University leads national effort to improve maths and science education

A Commonwealth-funded project will see the University of Tasmania's Faculty of Education play a crucial role in improving the quality of maths and science education throughout the country.

The project, Towards Educating Mathematics Professionals Encompassing Science and Technology (TEMPEST), will be led by Kim Beswick, Professor of Mathematics Education at the University's Newnham campus.

Professor Beswick said the project, worth more than $2.5 million in Commonwealth and in-kind support, would deliver consistent, effective professional learning programs for mathematics teachers throughout Australia.

"Mathematics is a crucial educational building block that underpins so much of what students will go on to do in both study and their careers," Professor Beswick said.

"We need to get mathematics education right to prepare young Australians for their futures and to help build the highly skilled, science-literate population so necessary for the country.

"Professional learning is the key because it is the teachers who are engaging our students and inspiring them to grab hold of mathematics and pursue it. How are we keeping our teachers up to speed and supporting them in the teaching of mathematics and how can we do it better?"

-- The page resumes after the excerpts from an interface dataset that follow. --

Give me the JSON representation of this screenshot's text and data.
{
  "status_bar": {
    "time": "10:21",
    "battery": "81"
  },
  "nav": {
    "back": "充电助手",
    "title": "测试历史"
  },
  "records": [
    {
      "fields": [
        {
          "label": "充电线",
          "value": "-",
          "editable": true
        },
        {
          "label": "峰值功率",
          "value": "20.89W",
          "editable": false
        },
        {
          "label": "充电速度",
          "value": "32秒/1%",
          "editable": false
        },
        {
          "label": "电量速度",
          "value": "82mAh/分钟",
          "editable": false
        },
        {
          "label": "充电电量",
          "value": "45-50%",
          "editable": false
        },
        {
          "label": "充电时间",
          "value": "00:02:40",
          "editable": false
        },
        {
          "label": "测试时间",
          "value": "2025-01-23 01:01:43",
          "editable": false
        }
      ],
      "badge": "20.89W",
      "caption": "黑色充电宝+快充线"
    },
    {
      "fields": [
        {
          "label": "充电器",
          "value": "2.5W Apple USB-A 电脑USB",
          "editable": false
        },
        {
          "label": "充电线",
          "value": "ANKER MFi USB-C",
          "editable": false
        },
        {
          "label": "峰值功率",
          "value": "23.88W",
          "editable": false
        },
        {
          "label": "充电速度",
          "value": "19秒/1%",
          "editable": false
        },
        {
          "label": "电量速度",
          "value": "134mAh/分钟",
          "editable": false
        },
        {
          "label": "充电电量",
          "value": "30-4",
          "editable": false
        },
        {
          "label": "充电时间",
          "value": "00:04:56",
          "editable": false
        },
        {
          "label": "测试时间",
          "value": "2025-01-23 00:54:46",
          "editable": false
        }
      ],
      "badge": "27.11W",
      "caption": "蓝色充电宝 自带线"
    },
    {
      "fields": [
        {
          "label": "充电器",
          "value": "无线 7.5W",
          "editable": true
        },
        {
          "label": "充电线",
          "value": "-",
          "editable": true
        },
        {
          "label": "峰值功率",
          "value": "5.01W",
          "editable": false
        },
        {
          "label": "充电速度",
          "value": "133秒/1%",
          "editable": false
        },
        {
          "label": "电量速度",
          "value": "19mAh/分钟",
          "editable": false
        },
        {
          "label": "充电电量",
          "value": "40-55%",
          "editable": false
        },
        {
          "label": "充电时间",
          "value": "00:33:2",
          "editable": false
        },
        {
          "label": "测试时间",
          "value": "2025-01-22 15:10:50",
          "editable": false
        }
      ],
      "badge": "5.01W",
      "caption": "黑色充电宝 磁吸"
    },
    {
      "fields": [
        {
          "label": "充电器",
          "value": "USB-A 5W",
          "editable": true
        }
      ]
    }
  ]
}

TEMPEST, which received $1.74 million through the Australian Maths and Science Partnership Program, will survey the existing mathematics professional learning programs and resources, their effectiveness and where the gaps are.

New programs will be developed by the University of Tasmania and trialled in Tasmanian schools before being rolled out nationally with implementation officers assisting on the ground. An online portal will be built to be hosted by the Australian Association of Mathematics Teachers.

The programs and resources will be evaluated throughout the three years of the project, resulting in a professional learning framework, program guidelines, resources and evaluation tools – all available beyond the life of the project and supported through the online portal.

The Dean of Education, Professor John Williamson, said the funding of this project confirmed the University's reputation as a national leader in education research and thinking.

"This is a major success for Professor Beswick and her colleagues and provides an opportunity for our faculty to really drive improvement in an area of national importance - mathematics education," he said.

"We can identify the professional learning programs that work well and roll them out nationally, we can identify gaps and find the programs to fill them and we can put in place the structure to ensure schools around the country can benefit from this work for years to come."

Professor Williamson also congratulated Professor Beswick, currently in Sydney for the Mathematics Education Research Group of Australasia’s (MERGA) annual conference, for winning a prestigious research award.

“Professor Beswick was awarded the 2014 MERGA Research Award for a significant recent contribution to mathematics education research and it is well deserved.

“Coupled with her position as one of eight experts on the national Teacher Education Ministerial Advisory Group, this highlights the quality of the academic staff we have in the Faculty of Education right here in Launceston.”

The TEMPEST project will be run by the University of Tasmania with cooperation from Swinburne University of Technology, the Australian Association of Mathematics Teachers, the Tasmanian Department of Education, TasTAFE and the Tasmanian Catholic Education Office.

Published on: 04 Jul 2014 4:19pm